START Data records
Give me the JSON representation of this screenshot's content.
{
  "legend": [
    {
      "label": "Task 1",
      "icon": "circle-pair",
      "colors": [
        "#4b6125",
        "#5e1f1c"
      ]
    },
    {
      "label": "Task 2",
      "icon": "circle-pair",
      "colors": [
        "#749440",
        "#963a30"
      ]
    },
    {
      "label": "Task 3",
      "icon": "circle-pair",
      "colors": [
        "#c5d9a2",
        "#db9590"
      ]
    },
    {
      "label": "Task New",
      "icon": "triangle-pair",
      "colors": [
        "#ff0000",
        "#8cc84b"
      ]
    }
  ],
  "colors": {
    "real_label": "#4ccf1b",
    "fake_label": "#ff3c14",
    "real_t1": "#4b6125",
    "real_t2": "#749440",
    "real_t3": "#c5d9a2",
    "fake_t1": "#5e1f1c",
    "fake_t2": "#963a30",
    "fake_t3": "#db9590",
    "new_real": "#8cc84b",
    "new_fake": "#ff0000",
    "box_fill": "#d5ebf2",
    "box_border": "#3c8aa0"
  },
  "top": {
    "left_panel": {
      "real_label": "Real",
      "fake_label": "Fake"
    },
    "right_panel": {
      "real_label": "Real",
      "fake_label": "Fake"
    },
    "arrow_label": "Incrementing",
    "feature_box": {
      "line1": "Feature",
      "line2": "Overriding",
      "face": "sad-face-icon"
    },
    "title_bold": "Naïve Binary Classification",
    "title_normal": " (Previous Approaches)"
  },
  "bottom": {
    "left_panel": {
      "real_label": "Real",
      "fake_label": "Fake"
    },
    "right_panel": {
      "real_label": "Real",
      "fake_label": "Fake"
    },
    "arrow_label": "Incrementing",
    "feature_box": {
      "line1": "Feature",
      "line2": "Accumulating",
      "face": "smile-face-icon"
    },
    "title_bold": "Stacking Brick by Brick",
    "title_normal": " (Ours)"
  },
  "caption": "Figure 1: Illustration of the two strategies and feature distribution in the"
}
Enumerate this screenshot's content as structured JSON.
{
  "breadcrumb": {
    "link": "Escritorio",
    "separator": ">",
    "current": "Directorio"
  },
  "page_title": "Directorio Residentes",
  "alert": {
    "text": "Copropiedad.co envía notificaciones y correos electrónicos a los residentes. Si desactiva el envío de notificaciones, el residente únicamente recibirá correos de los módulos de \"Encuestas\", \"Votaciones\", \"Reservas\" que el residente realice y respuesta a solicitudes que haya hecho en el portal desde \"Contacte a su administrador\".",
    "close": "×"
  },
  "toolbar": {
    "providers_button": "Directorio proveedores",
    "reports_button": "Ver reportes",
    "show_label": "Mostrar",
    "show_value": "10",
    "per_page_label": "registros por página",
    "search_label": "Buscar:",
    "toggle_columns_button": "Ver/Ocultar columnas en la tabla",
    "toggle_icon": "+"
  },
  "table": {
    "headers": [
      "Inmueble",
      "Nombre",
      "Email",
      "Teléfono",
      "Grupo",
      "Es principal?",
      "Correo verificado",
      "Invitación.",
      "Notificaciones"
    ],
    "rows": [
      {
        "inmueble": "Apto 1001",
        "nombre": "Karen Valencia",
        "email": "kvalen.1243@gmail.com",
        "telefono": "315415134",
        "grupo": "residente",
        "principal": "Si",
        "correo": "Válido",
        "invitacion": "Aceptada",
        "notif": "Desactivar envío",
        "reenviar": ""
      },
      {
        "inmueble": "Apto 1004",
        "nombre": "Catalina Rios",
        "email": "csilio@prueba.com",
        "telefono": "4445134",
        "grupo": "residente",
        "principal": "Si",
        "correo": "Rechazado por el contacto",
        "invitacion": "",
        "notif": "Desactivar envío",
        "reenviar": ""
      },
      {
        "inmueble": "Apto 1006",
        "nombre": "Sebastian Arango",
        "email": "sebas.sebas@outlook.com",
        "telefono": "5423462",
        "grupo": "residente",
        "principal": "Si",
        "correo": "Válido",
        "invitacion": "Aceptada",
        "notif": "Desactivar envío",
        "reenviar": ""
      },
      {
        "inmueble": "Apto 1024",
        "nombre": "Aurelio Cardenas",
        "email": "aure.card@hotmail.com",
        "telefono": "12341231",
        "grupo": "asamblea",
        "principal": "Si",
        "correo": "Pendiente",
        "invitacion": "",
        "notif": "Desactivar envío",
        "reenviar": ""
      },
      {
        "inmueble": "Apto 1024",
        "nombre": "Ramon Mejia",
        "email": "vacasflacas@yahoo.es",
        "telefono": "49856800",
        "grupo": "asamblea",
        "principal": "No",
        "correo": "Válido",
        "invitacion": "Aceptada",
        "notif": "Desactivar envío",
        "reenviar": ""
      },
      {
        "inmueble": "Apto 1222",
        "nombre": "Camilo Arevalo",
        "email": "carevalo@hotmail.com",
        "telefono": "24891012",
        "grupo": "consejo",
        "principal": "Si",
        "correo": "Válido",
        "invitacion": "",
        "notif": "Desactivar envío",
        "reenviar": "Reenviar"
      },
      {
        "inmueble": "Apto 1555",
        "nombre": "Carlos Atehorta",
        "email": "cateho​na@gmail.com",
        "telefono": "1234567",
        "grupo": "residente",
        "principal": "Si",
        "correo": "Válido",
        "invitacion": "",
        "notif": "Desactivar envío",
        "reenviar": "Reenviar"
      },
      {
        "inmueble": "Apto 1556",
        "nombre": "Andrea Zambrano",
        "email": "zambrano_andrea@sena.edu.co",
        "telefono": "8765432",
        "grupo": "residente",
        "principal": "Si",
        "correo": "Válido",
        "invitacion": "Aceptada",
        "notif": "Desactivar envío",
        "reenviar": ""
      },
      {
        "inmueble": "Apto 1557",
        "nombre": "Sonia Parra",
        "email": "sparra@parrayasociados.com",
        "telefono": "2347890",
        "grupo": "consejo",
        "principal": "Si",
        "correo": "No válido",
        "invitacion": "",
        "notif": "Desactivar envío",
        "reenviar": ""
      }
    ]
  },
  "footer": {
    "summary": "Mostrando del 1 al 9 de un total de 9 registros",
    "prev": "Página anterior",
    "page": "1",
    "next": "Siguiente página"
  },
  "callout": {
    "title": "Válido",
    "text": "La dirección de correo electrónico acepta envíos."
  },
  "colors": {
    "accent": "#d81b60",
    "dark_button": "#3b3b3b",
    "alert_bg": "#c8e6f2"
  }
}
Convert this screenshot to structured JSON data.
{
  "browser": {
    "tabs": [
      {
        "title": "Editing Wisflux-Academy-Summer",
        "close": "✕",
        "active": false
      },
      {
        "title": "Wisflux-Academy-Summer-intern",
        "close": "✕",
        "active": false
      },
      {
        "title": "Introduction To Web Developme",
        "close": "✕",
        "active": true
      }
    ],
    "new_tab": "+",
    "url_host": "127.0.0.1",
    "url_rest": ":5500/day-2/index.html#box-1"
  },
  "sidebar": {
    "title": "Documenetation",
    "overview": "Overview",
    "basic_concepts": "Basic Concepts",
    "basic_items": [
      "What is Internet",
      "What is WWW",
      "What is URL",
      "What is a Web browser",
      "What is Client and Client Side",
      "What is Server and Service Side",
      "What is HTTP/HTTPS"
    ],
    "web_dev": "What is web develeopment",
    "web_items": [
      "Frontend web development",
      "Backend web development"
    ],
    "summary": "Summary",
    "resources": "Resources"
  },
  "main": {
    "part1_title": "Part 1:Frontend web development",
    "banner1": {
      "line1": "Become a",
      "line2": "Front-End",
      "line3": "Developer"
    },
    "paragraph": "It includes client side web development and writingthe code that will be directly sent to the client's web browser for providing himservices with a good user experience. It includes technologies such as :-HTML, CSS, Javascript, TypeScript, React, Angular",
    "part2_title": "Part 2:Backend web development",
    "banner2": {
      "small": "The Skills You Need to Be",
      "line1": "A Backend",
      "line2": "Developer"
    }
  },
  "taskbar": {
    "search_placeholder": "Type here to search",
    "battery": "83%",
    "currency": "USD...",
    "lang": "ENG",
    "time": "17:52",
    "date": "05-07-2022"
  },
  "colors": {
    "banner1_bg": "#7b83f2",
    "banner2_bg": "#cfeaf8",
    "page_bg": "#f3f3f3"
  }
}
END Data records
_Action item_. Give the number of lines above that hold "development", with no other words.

_Reply to the task_. 5